In automotive electronics, the issue is not innovation. It is how much innovation we all can stand.

One of the biggest revelations to come out of last month's Ward's Auto Interiors Show is that there can, indeed, be too much of a good thing when it comes to in-vehicle electronics: too many channels; too many varieties of information and entertainment beamed into our vehicles; too many methods for receiving it.

As suppliers fall over themselves to give consumers more of everything, they are failing in two crucial areas: simplicity and ease of use.

BMW revved up the debate in 2001 when it introduced its controversial iDrive human-machine interface (HMI).

Instead of making life easier, iDrive annoyed drivers and proved to be a customer-satisfaction problem for the Bavarian auto maker.

The iDrive and similar HMI devices since have been made easier to use, but feature proliferation promises to only get worse.

XM and Sirius Satellite Radio now offer thousands of music and information choices.
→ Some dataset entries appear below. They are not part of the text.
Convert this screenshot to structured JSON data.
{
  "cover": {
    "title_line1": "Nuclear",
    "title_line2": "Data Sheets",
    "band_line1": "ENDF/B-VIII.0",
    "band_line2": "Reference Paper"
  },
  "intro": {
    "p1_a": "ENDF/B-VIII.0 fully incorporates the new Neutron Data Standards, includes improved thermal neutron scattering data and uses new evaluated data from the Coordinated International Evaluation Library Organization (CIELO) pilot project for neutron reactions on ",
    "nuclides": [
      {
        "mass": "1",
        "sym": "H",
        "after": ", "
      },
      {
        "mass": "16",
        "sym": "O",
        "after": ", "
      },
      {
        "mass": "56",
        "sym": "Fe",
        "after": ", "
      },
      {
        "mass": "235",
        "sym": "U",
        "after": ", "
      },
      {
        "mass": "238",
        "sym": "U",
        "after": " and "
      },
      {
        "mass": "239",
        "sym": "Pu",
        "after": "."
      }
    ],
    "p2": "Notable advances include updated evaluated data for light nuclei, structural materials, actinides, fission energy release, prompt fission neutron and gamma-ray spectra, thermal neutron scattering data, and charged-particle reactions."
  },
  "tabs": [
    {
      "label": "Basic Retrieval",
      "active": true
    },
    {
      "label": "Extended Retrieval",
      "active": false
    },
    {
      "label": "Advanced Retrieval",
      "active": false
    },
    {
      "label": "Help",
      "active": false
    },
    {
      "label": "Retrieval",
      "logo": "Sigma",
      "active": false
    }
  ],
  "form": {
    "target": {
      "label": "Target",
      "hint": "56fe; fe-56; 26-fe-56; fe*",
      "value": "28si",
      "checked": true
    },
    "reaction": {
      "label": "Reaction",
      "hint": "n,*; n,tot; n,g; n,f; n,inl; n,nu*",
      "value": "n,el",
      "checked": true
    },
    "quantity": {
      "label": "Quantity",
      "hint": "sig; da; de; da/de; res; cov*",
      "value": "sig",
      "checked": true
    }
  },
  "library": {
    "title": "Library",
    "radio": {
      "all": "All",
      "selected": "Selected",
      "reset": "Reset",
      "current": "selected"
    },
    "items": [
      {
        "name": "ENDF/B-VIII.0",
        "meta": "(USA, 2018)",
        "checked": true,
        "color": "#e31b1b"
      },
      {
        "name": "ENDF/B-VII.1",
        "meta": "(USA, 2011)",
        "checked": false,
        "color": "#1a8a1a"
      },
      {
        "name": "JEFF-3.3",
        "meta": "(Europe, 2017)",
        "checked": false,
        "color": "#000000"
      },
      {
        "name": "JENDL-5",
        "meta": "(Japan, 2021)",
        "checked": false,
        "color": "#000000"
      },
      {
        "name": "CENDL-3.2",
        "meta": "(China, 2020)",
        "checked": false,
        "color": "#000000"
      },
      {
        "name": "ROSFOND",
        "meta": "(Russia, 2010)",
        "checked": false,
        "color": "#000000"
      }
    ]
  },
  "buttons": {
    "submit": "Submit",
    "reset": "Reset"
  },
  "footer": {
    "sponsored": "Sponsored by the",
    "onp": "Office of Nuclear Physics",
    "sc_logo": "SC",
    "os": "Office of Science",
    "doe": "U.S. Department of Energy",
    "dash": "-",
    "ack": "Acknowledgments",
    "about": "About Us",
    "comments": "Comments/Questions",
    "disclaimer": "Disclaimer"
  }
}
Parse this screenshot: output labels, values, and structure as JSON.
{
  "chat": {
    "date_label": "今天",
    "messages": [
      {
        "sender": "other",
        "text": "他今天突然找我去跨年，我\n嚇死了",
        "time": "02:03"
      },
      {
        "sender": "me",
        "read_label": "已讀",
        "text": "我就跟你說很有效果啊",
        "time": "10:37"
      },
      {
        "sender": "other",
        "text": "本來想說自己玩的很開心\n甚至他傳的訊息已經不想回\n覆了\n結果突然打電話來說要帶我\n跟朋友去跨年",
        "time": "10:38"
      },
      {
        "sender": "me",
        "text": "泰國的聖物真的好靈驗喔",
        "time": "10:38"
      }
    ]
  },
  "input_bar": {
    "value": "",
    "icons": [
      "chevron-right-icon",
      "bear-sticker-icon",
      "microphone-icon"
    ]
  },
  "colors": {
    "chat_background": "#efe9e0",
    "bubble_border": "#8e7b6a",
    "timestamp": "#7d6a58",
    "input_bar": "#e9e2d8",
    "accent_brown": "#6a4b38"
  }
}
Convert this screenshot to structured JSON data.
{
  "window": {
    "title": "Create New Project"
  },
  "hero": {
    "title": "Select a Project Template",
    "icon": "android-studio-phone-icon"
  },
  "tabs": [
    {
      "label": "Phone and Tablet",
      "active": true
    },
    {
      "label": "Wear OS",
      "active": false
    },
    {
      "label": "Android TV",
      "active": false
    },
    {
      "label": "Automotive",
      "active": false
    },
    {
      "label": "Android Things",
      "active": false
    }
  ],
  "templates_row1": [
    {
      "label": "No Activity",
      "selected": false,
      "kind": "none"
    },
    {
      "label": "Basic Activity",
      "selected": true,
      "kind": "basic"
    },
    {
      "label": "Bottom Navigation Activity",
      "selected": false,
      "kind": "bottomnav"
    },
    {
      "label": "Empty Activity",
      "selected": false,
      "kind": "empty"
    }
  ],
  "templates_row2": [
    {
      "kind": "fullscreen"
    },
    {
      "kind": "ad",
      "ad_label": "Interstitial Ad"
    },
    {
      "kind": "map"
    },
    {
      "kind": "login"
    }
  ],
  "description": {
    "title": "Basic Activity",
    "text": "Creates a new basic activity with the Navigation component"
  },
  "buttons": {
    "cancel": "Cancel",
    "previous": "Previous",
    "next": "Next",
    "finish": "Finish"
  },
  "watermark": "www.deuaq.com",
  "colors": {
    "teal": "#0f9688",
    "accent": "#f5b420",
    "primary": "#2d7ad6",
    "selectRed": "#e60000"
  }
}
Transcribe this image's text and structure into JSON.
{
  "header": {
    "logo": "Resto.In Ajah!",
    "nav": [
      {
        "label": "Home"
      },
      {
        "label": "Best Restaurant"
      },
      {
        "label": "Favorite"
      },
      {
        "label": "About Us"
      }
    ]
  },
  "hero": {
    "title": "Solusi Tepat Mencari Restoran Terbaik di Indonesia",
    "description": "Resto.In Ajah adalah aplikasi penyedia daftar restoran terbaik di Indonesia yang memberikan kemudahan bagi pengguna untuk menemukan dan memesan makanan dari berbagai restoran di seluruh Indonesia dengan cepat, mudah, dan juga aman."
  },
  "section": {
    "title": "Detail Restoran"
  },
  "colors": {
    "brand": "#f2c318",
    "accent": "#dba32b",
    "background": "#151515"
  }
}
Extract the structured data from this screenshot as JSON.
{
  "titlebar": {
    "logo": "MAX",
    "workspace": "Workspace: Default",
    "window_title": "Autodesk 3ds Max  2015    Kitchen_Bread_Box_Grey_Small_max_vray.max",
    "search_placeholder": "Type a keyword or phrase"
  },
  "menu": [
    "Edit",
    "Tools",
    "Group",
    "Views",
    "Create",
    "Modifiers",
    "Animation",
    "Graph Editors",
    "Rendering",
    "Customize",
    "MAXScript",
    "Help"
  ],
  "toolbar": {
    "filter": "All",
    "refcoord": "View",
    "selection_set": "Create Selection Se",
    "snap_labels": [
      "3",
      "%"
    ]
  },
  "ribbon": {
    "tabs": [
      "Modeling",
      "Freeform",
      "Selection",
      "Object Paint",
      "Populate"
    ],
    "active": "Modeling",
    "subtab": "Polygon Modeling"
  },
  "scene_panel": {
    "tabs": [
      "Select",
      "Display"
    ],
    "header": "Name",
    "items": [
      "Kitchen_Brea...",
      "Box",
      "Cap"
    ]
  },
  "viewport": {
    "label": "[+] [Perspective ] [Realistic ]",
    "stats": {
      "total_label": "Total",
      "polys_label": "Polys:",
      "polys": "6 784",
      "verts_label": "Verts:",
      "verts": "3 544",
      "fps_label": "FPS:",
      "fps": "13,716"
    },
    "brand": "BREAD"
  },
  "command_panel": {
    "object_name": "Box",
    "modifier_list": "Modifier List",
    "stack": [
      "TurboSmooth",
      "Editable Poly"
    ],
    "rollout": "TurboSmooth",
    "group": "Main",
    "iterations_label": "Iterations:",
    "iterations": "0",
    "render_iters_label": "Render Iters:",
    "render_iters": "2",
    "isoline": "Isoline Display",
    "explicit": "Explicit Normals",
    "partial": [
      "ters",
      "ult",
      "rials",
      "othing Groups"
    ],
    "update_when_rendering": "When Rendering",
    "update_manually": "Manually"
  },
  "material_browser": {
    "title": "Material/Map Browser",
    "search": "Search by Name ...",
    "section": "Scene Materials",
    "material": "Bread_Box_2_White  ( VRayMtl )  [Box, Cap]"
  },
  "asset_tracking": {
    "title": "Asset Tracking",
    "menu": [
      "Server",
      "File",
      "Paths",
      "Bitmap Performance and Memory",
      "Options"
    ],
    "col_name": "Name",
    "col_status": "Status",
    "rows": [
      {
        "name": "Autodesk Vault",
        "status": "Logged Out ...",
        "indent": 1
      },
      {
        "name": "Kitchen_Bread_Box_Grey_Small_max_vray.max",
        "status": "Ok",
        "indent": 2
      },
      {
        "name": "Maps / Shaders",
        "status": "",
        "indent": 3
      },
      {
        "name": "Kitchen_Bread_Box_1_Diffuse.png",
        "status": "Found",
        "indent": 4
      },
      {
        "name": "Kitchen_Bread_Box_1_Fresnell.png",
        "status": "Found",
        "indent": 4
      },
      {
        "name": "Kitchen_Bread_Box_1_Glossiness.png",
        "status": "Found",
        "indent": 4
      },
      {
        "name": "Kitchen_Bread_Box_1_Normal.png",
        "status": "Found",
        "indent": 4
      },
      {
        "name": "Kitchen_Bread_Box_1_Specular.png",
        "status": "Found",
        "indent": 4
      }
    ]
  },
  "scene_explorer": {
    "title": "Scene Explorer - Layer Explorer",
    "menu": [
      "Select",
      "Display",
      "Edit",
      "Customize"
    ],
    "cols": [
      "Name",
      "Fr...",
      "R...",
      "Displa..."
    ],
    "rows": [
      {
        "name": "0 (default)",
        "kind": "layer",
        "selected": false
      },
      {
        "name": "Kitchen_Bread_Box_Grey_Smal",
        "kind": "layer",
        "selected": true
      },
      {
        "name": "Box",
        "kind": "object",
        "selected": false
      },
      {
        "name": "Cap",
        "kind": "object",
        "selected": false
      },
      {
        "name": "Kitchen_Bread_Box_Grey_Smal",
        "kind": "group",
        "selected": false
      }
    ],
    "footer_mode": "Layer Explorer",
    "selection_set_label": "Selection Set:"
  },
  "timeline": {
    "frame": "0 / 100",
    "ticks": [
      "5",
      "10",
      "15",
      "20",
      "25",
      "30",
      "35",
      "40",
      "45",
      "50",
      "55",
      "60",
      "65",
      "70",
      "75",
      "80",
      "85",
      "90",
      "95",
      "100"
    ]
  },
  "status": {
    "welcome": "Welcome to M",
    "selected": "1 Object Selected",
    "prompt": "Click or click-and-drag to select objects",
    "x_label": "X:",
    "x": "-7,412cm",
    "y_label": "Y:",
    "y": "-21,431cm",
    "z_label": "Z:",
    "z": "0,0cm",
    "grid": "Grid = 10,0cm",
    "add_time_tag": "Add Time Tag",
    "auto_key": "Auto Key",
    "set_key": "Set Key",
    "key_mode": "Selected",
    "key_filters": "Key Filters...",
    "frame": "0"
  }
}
Both are talking about introducing streaming in-vehicle video as well as weather, real-time traffic updates and even help in finding a parking place.

High Definition radio, in addition to vastly improved AM and FM reception, offers the ability to receive multiple channels on the same station and numerous data and navigation services as well as future capabilities such as on-demand audio.

Motorola Digital Media Services soon will offer cell phones that can connect wirelessly with hundreds of music and talk channels, download music and then link with car and home entertainment systems via Bluetooth connections.

All are competing with the Apple iPod MP3 player that is carving a wide swath in this burgeoning market as auto makers make iPod connectivity a high priority.

Beyond infotainment are increasingly common navigation and telematics systems that require thick instruction booklets or lengthy DVD presentations in order to be used properly.

Adding features does not automatically make a device better. In fact, it often does the reverse, making it confusing to operate and more vulnerable to glitches.

I am intrigued by the possibility of being able to listen to Ukrainian folk music or other esoteric music genres 24/7, but not if it takes hours of combing through a manual to figure out how to do it.

General Motors Vice Chairman Bob Lutz summed it up during his keynote address at the Auto Interiors Show when he cautioned too much technology can muddy up the vehicle-driver interface and backfire with customers.

“It has to be about added value, not added headaches,” he said.